▶ **What you are asked to do**: Word for word and without images, reproduce the listing that follows.

▶ **Given data**:
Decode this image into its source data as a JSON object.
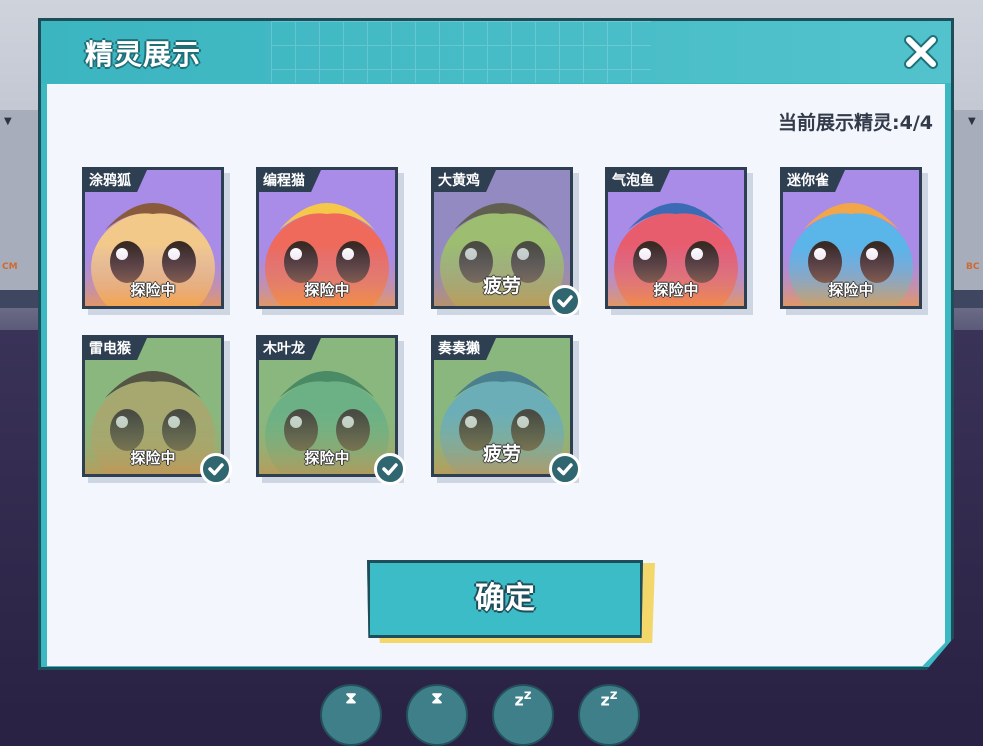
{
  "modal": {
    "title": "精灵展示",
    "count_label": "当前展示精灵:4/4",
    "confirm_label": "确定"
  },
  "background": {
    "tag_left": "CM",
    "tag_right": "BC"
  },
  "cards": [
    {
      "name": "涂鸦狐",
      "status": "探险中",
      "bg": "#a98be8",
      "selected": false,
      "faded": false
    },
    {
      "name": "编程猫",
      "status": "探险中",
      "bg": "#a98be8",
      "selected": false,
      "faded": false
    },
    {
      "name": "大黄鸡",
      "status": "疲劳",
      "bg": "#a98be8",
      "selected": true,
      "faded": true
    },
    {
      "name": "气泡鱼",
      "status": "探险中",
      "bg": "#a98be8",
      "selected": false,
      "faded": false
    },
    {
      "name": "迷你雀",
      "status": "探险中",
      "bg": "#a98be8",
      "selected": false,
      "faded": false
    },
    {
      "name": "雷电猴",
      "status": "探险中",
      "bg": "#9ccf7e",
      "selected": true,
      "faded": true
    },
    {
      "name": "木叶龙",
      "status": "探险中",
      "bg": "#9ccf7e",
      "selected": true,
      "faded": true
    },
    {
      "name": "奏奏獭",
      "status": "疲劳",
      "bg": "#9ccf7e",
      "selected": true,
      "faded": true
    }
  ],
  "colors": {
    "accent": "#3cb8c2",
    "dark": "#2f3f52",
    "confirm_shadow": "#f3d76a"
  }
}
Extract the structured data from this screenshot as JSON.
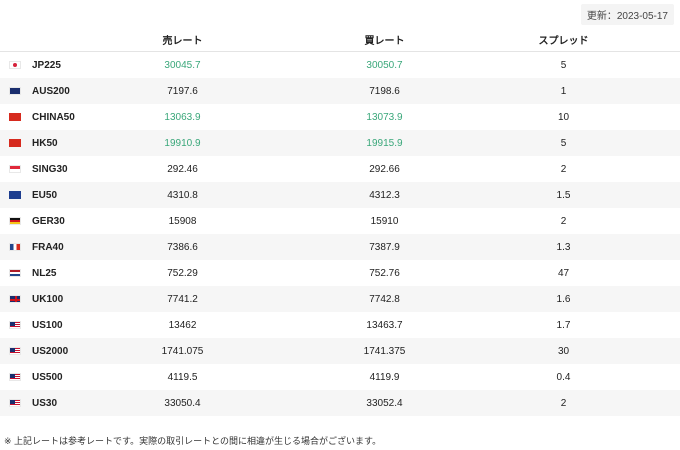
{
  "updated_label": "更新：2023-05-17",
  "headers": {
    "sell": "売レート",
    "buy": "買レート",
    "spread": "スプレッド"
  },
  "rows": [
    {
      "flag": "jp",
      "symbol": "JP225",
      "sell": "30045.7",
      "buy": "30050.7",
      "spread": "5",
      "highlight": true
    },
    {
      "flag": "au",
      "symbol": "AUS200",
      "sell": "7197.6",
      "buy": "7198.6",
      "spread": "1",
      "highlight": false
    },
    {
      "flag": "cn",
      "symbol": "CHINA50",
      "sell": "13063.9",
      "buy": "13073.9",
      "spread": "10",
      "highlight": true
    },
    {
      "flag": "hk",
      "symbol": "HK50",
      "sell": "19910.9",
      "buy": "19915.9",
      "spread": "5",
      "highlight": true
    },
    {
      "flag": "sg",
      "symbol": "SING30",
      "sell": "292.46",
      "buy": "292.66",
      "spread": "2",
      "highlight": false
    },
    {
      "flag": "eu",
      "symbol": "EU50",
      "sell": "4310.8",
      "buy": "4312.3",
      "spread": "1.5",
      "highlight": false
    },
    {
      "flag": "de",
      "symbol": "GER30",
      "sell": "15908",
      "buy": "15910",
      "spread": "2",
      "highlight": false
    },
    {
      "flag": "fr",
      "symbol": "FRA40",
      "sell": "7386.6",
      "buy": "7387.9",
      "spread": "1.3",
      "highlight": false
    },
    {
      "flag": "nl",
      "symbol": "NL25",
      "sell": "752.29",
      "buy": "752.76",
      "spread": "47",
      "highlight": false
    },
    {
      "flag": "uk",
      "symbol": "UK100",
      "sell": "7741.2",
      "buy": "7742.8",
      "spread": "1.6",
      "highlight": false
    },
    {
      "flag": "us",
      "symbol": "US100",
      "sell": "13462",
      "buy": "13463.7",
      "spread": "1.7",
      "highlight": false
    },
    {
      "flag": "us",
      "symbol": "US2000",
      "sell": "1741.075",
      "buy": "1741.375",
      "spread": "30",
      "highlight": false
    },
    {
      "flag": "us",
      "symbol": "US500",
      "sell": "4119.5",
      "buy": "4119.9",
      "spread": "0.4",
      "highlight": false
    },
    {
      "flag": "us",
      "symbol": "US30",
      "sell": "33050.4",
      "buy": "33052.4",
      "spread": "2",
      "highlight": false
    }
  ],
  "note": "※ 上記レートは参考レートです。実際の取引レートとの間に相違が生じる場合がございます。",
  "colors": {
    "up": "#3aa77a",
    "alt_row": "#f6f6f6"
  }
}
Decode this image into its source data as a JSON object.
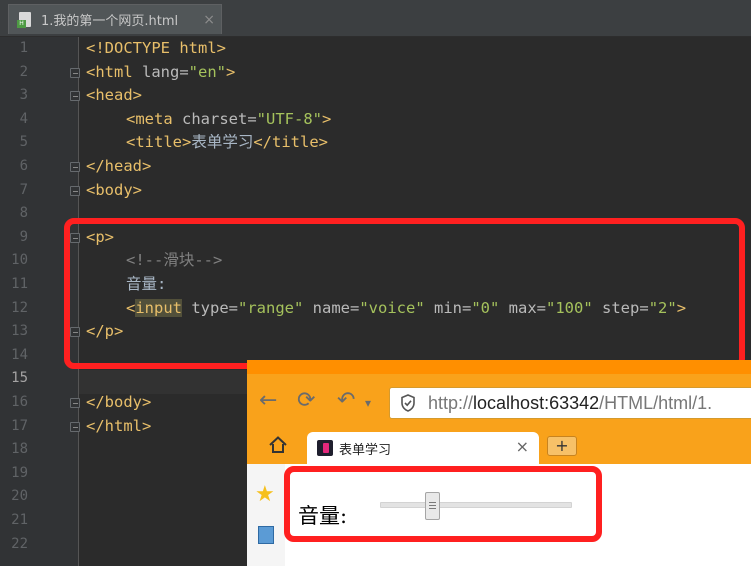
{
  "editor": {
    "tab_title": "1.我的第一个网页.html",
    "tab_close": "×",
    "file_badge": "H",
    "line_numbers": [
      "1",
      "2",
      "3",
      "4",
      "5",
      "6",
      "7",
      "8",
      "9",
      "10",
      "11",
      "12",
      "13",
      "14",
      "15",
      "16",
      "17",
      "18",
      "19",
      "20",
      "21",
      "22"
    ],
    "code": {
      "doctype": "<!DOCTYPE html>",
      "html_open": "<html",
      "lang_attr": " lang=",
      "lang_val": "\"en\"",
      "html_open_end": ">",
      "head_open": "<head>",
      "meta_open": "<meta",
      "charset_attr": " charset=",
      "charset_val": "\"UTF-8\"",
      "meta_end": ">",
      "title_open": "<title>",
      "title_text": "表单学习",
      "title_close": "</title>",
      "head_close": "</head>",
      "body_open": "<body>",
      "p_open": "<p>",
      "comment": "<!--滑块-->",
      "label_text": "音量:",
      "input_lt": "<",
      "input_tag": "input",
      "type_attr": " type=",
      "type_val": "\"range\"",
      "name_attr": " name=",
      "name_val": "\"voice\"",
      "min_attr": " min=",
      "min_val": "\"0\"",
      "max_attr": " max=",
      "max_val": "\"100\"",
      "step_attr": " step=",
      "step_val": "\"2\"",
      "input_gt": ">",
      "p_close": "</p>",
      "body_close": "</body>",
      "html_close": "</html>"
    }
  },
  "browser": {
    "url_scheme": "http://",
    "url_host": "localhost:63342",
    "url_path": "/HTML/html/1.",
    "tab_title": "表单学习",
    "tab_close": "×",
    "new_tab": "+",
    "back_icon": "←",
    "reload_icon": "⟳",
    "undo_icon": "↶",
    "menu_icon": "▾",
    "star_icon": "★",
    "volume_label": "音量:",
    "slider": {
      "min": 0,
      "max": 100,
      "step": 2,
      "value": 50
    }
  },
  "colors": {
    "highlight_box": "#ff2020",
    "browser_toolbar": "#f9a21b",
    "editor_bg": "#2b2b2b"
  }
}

▶ **Exercise output**:
Decode this image into its source data as a JSON object.
{
  "modal": {
    "title": "精灵展示",
    "count_label": "当前展示精灵:4/4",
    "confirm_label": "确定"
  },
  "background": {
    "tag_left": "CM",
    "tag_right": "BC"
  },
  "cards": [
    {
      "name": "涂鸦狐",
      "status": "探险中",
      "bg": "#a98be8",
      "selected": false,
      "faded": false
    },
    {
      "name": "编程猫",
      "status": "探险中",
      "bg": "#a98be8",
      "selected": false,
      "faded": false
    },
    {
      "name": "大黄鸡",
      "status": "疲劳",
      "bg": "#a98be8",
      "selected": true,
      "faded": true
    },
    {
      "name": "气泡鱼",
      "status": "探险中",
      "bg": "#a98be8",
      "selected": false,
      "faded": false
    },
    {
      "name": "迷你雀",
      "status": "探险中",
      "bg": "#a98be8",
      "selected": false,
      "faded": false
    },
    {
      "name": "雷电猴",
      "status": "探险中",
      "bg": "#9ccf7e",
      "selected": true,
      "faded": true
    },
    {
      "name": "木叶龙",
      "status": "探险中",
      "bg": "#9ccf7e",
      "selected": true,
      "faded": true
    },
    {
      "name": "奏奏獭",
      "status": "疲劳",
      "bg": "#9ccf7e",
      "selected": true,
      "faded": true
    }
  ],
  "colors": {
    "accent": "#3cb8c2",
    "dark": "#2f3f52",
    "confirm_shadow": "#f3d76a"
  }
}
Extract the structured data from this screenshot as JSON.
{
  "updated_label": "更新：2023-05-17",
  "headers": {
    "sell": "売レート",
    "buy": "買レート",
    "spread": "スプレッド"
  },
  "rows": [
    {
      "flag": "jp",
      "symbol": "JP225",
      "sell": "30045.7",
      "buy": "30050.7",
      "spread": "5",
      "highlight": true
    },
    {
      "flag": "au",
      "symbol": "AUS200",
      "sell": "7197.6",
      "buy": "7198.6",
      "spread": "1",
      "highlight": false
    },
    {
      "flag": "cn",
      "symbol": "CHINA50",
      "sell": "13063.9",
      "buy": "13073.9",
      "spread": "10",
      "highlight": true
    },
    {
      "flag": "hk",
      "symbol": "HK50",
      "sell": "19910.9",
      "buy": "19915.9",
      "spread": "5",
      "highlight": true
    },
    {
      "flag": "sg",
      "symbol": "SING30",
      "sell": "292.46",
      "buy": "292.66",
      "spread": "2",
      "highlight": false
    },
    {
      "flag": "eu",
      "symbol": "EU50",
      "sell": "4310.8",
      "buy": "4312.3",
      "spread": "1.5",
      "highlight": false
    },
    {
      "flag": "de",
      "symbol": "GER30",
      "sell": "15908",
      "buy": "15910",
      "spread": "2",
      "highlight": false
    },
    {
      "flag": "fr",
      "symbol": "FRA40",
      "sell": "7386.6",
      "buy": "7387.9",
      "spread": "1.3",
      "highlight": false
    },
    {
      "flag": "nl",
      "symbol": "NL25",
      "sell": "752.29",
      "buy": "752.76",
      "spread": "47",
      "highlight": false
    },
    {
      "flag": "uk",
      "symbol": "UK100",
      "sell": "7741.2",
      "buy": "7742.8",
      "spread": "1.6",
      "highlight": false
    },
    {
      "flag": "us",
      "symbol": "US100",
      "sell": "13462",
      "buy": "13463.7",
      "spread": "1.7",
      "highlight": false
    },
    {
      "flag": "us",
      "symbol": "US2000",
      "sell": "1741.075",
      "buy": "1741.375",
      "spread": "30",
      "highlight": false
    },
    {
      "flag": "us",
      "symbol": "US500",
      "sell": "4119.5",
      "buy": "4119.9",
      "spread": "0.4",
      "highlight": false
    },
    {
      "flag": "us",
      "symbol": "US30",
      "sell": "33050.4",
      "buy": "33052.4",
      "spread": "2",
      "highlight": false
    }
  ],
  "note": "※ 上記レートは参考レートです。実際の取引レートとの間に相違が生じる場合がございます。",
  "colors": {
    "up": "#3aa77a",
    "alt_row": "#f6f6f6"
  }
}
Decode this image into its source data as a JSON object.
{
  "editor": {
    "tab_title": "1.我的第一个网页.html",
    "tab_close": "×",
    "file_badge": "H",
    "line_numbers": [
      "1",
      "2",
      "3",
      "4",
      "5",
      "6",
      "7",
      "8",
      "9",
      "10",
      "11",
      "12",
      "13",
      "14",
      "15",
      "16",
      "17",
      "18",
      "19",
      "20",
      "21",
      "22"
    ],
    "code": {
      "doctype": "<!DOCTYPE html>",
      "html_open": "<html",
      "lang_attr": " lang=",
      "lang_val": "\"en\"",
      "html_open_end": ">",
      "head_open": "<head>",
      "meta_open": "<meta",
      "charset_attr": " charset=",
      "charset_val": "\"UTF-8\"",
      "meta_end": ">",
      "title_open": "<title>",
      "title_text": "表单学习",
      "title_close": "</title>",
      "head_close": "</head>",
      "body_open": "<body>",
      "p_open": "<p>",
      "comment": "<!--滑块-->",
      "label_text": "音量:",
      "input_lt": "<",
      "input_tag": "input",
      "type_attr": " type=",
      "type_val": "\"range\"",
      "name_attr": " name=",
      "name_val": "\"voice\"",
      "min_attr": " min=",
      "min_val": "\"0\"",
      "max_attr": " max=",
      "max_val": "\"100\"",
      "step_attr": " step=",
      "step_val": "\"2\"",
      "input_gt": ">",
      "p_close": "</p>",
      "body_close": "</body>",
      "html_close": "</html>"
    }
  },
  "browser": {
    "url_scheme": "http://",
    "url_host": "localhost:63342",
    "url_path": "/HTML/html/1.",
    "tab_title": "表单学习",
    "tab_close": "×",
    "new_tab": "+",
    "back_icon": "←",
    "reload_icon": "⟳",
    "undo_icon": "↶",
    "menu_icon": "▾",
    "star_icon": "★",
    "volume_label": "音量:",
    "slider": {
      "min": 0,
      "max": 100,
      "step": 2,
      "value": 50
    }
  },
  "colors": {
    "highlight_box": "#ff2020",
    "browser_toolbar": "#f9a21b",
    "editor_bg": "#2b2b2b"
  }
}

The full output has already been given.